- TASK INPUTS
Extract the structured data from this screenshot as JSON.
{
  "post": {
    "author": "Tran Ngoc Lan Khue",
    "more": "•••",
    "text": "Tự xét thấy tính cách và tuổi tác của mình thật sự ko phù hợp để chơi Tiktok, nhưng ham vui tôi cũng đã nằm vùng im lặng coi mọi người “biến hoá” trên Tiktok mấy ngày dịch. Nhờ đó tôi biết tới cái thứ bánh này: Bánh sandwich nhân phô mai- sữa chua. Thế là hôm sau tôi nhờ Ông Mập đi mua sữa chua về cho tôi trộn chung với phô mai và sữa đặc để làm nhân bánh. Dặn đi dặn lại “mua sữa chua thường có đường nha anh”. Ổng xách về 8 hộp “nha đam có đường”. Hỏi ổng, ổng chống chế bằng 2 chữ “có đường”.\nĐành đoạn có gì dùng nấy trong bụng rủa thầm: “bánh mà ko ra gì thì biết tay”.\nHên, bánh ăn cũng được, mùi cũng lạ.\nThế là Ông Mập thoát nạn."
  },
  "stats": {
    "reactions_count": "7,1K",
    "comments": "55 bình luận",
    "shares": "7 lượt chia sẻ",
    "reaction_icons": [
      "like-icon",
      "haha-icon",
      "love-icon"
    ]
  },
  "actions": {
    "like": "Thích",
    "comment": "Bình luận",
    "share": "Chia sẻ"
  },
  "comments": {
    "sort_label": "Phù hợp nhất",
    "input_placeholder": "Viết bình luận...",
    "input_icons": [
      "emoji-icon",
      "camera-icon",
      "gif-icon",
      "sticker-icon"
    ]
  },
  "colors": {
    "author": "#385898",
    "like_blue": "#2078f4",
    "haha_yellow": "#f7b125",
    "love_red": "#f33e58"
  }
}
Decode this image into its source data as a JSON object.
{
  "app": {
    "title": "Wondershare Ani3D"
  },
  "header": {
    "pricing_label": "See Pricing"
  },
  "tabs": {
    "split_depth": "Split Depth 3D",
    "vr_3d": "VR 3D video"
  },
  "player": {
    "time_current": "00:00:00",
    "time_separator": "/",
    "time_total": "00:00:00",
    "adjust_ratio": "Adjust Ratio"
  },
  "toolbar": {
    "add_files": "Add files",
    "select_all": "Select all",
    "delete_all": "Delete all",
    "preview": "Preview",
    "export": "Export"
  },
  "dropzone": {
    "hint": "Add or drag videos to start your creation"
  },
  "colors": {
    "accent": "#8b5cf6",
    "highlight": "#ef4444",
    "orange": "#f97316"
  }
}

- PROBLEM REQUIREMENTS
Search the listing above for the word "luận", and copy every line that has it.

- RESPONSE TO THIS TASK
    "comments": "55 bình luận",
    "comment": "Bình luận",
    "input_placeholder": "Viết bình luận...",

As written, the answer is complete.